Journalism professor: Crumbling advertising-editorial firewall means ACCC should be more involved in media

mark_pearson_headshotThe media should come under more regulatory scrutiny when its editorial coverage is tainted by commercial interests, an influential journalism professor has urged.

The call for the Australian Competition and Consumer Commission to become more involved came from Bond University’s Mark Pearson, author of several editions of The Journalist’s Guide To Media Law.

Speaking to ABC Radio National’s The Media Report, Prof Pearson said that new laws are not necessarily needed to regulate the Australian press – but current exemptions to consumer law should be looked at again.

He said: “There are already so many laws controlling the behaviour of news organisations and journalists, we don’t really need any more. We need to make those that exist more effective.
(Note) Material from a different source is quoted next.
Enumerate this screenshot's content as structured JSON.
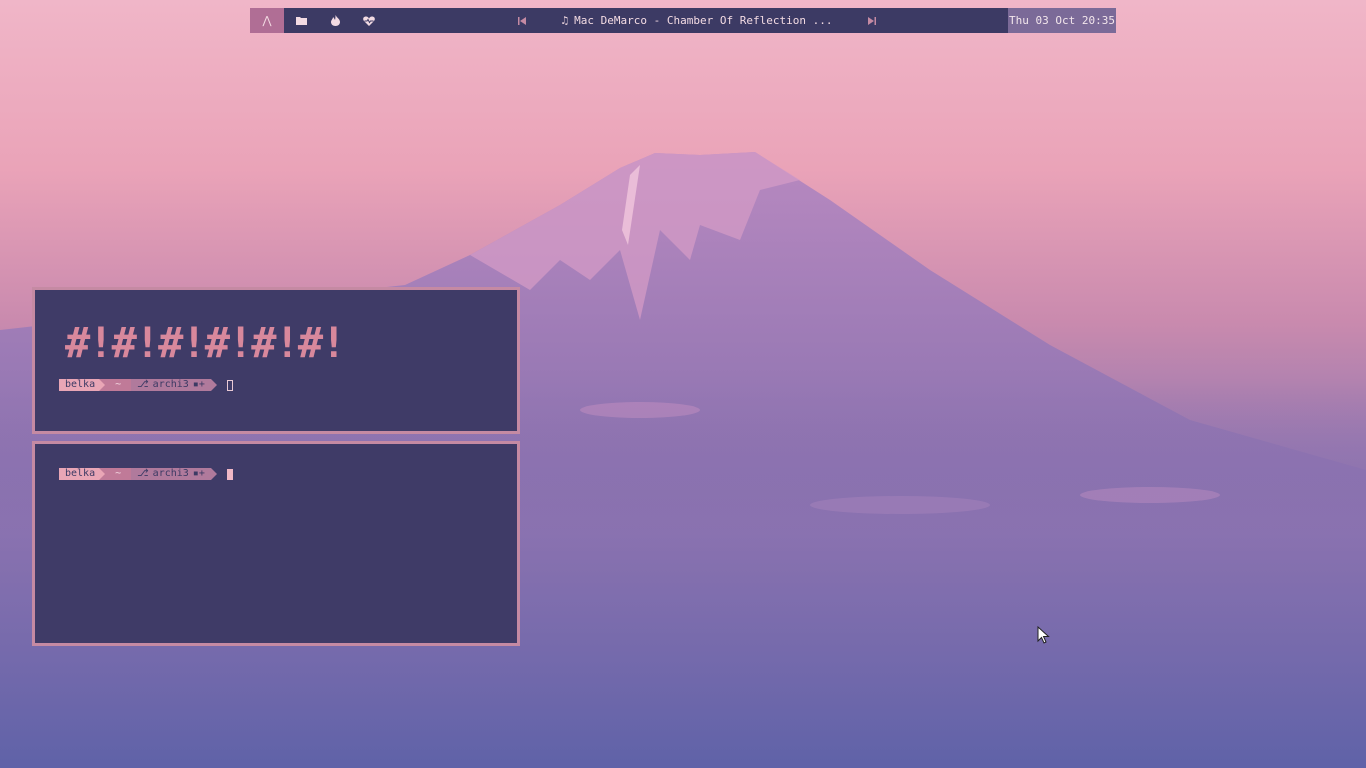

But if there had to be something more, the consumer law that exists at the moment, and already applies to the media in many ways, could be extended to cover heinous ethical breaches.”   

Prof Pearson’s comments come shortly before the findings of the Finkelstein Inquiry into print and online journalism are released.

Pearson said that the likes of radio’s cash for comment scandal in which 2UE’s John Laws and Alan Jones were found to have given favourable comment to brands that were paying them to do so.

Pearson said the Competition and Consumer Act could be used to control some of the unethical conduct of media outlets if current examptions were relaxed. He said: “It was introduced in 1974 and it has a provision, basically banning misleading and deceptive conduct, which is normally applying to advertising. But for the first few years, some court decisions held that it might also apply to misleading claims made in news stories; the editorial columns of newspapers and their equivalent in broadcast. So because they didn’t want this impingement on free expression and because of lobbying by the major media groups, they had an exemption to that introduced for prescribed news providers which basically, unless it was in advertising or promoting their own products and so on, they would be exempted from these misleading and deceptive conduct provisions.”

He added: “I don’t think some tinkering with that would do any great harm which would cover the most drastic ethical breaches, clearly contrary to the public interest, where there’s been real misleading and deceptive conduct involved, of the order of your cash for comment kind of situation.

” The more the media is moving towards breaking down that firewall between editorial and advertising the more they need to be treated like just another business except where they’re doing genuine public interest journalism.”

Perason’s new book Blogging And Tweeting Without Getting Sued is released next month. He will be speaking at tomorrow afternoon’s Mumbrella masterclass in Managing Risk In Social Media.

Comments


  1. Devil's advocaat
    29 Feb 12
    3:13 pm

  2. He’s right.

    Advertorial aka ” integrated ” should be marked as such by law.

    Office of Fair Trading in the UK already started looking at bought Tweets and blogs:

    http://www.guardian.co.uk/tech.....-marketing

  3. Kevin
    1 Mar 12
    10:49 am

  4. Hmmm
    There is a fine line between intervention for high-level cash for comment and allowing magazines to decide if they like a product and possibly have it as a prize and/or a favourable write-up.

    Readers are very sophisticated today and know to check reviews and editorial. For example, a number of times recently I wanted to purchase an A3 printer/scanner.

    I didn’t read the good reviews in magazines and on the web – I looked for the bad reviews. The result was (a) I didn’t buy any of them and (b) wrote to one tech review site and suggested they delete five bad reviews, as they were all by the same person under different names.

    The site apologised, saying it was one of the disadvantages of an open forum.

    How does this relate to the issue? Very few magazines can survive, without assisting advertisers with Editorial. When I was a Managing Editor at a magazine company, we did more editorial for advertisers, but would never do so if we knew the product was not one of the best. So it was win-win for us all – especially readers.

    Any attack on this business model (which 99 percent of the public are aware of) will put most magazines out of business and I suspect make business more difficult for the professor too.

  5. Journo
    1 Mar 12
    2:03 pm

  6. Pffft… in the social media era, by the time the regulator acts on behalf of consumers the self-same consumers have figured it out, publically castigated the publisher and long since moved on to the next media transgression… A regulatory review of dumb things said by dinosaur media academics would be more useful.